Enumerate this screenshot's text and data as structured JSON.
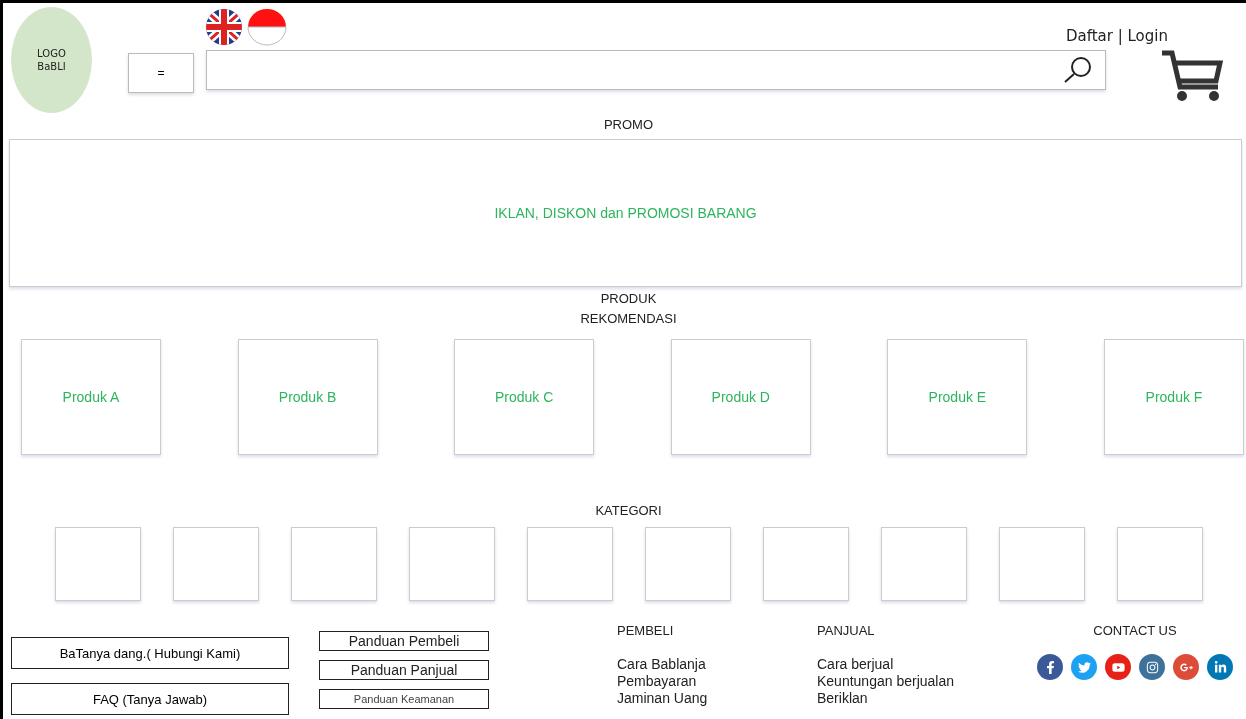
{
  "header": {
    "logo": [
      "LOGO",
      "BaBLI"
    ],
    "menu_button": "=",
    "auth": "Daftar | Login"
  },
  "promo": {
    "title": "PROMO",
    "banner": "IKLAN, DISKON dan PROMOSI BARANG"
  },
  "recommended": {
    "title": [
      "PRODUK",
      "REKOMENDASI"
    ],
    "products": [
      "Produk A",
      "Produk B",
      "Produk C",
      "Produk D",
      "Produk E",
      "Produk F"
    ]
  },
  "categories": {
    "title": "KATEGORI"
  },
  "footer": {
    "help_buttons": [
      "BaTanya dang.( Hubungi Kami)",
      "FAQ (Tanya Jawab)"
    ],
    "guide_buttons": [
      {
        "label": "Panduan Pembeli",
        "kind": "normal"
      },
      {
        "label": "Panduan Panjual",
        "kind": "normal"
      },
      {
        "label": "Panduan Keamanan",
        "kind": "small"
      }
    ],
    "columns": [
      {
        "title": "PEMBELI",
        "links": [
          "Cara Bablanja",
          "Pembayaran",
          "Jaminan Uang"
        ]
      },
      {
        "title": "PANJUAL",
        "links": [
          "Cara berjual",
          "Keuntungan berjualan",
          "Beriklan"
        ]
      }
    ],
    "contact": {
      "title": "CONTACT US",
      "socials": [
        {
          "kind": "facebook",
          "color": "#3b5998"
        },
        {
          "kind": "twitter",
          "color": "#1da1f2"
        },
        {
          "kind": "youtube",
          "color": "#e62117"
        },
        {
          "kind": "instagram",
          "color": "#3f729b"
        },
        {
          "kind": "googleplus",
          "color": "#dd4b39"
        },
        {
          "kind": "linkedin",
          "color": "#0077b5"
        }
      ]
    }
  }
}
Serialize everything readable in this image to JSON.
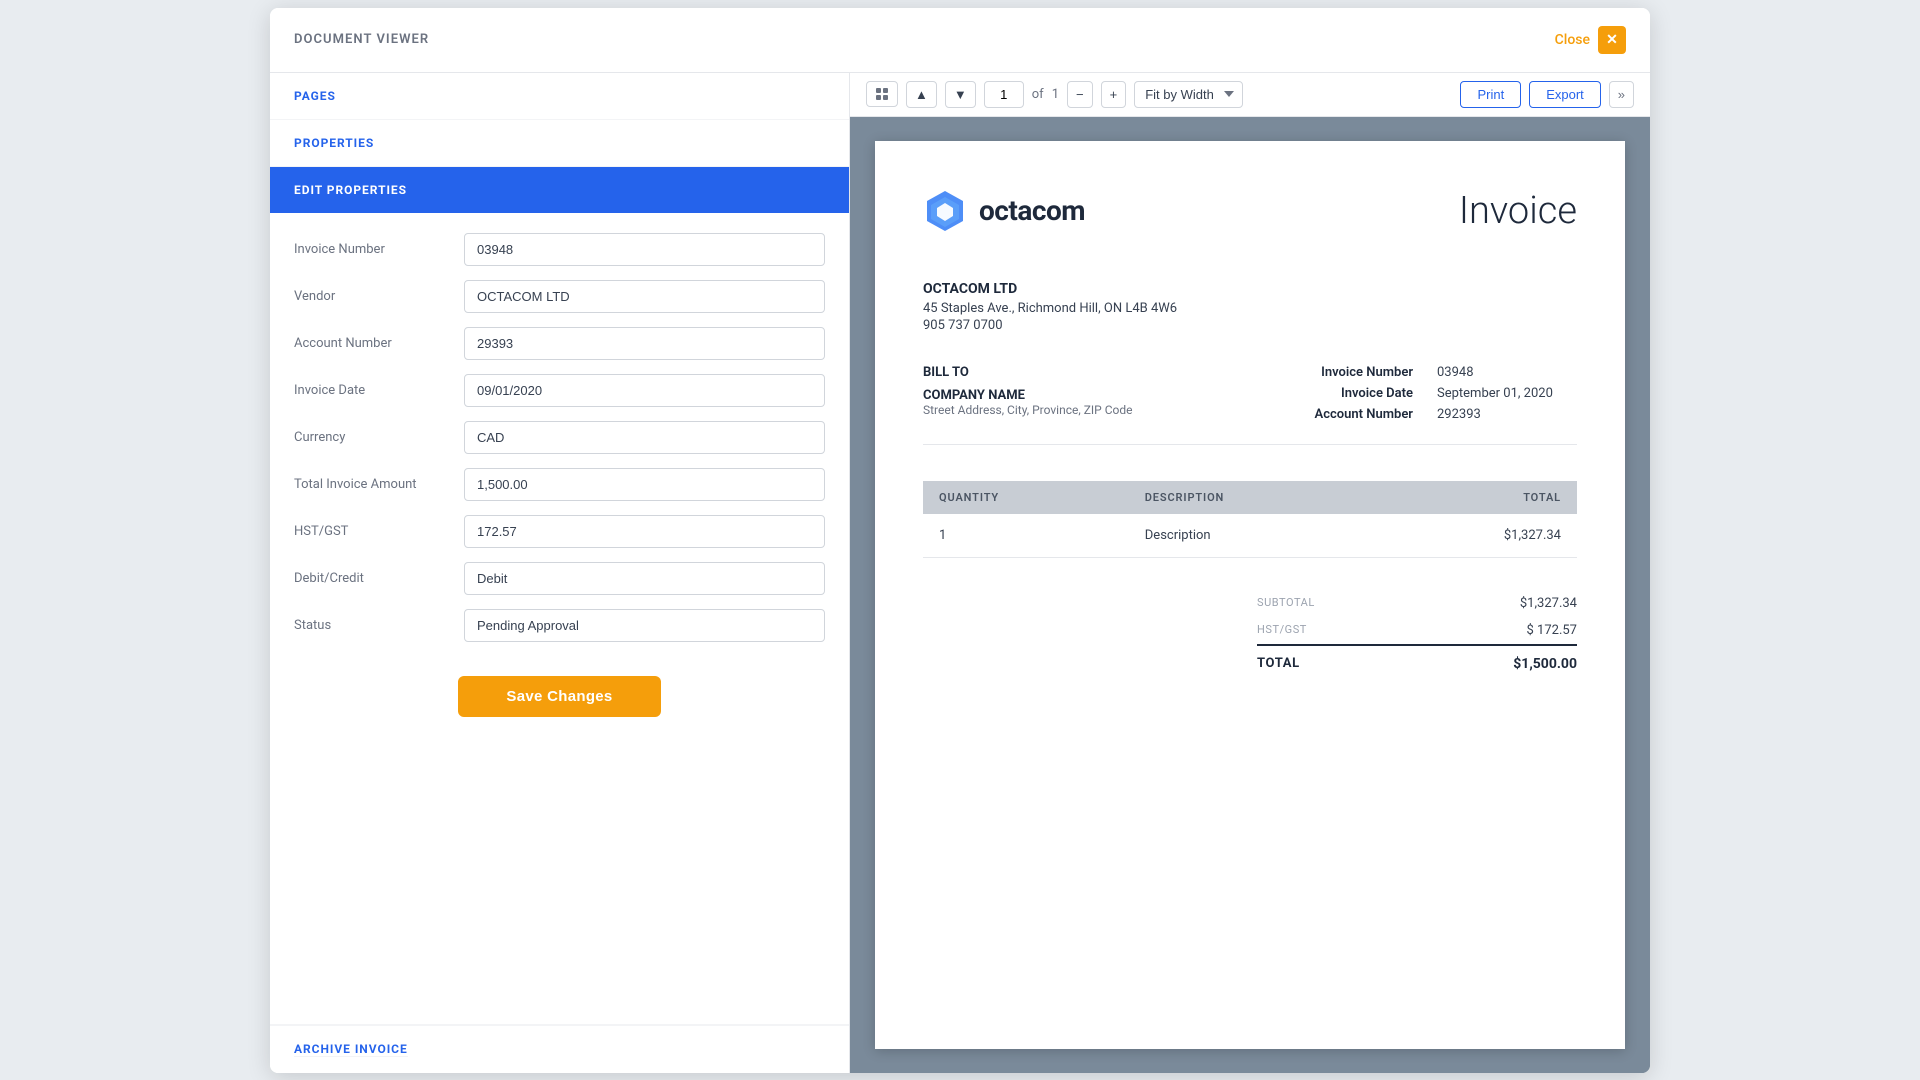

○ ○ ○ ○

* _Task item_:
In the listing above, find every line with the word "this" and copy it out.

* _Task response_:
Enumerate this screenshot's text and data as structured JSON.
Serialize everything readable in this image to JSON.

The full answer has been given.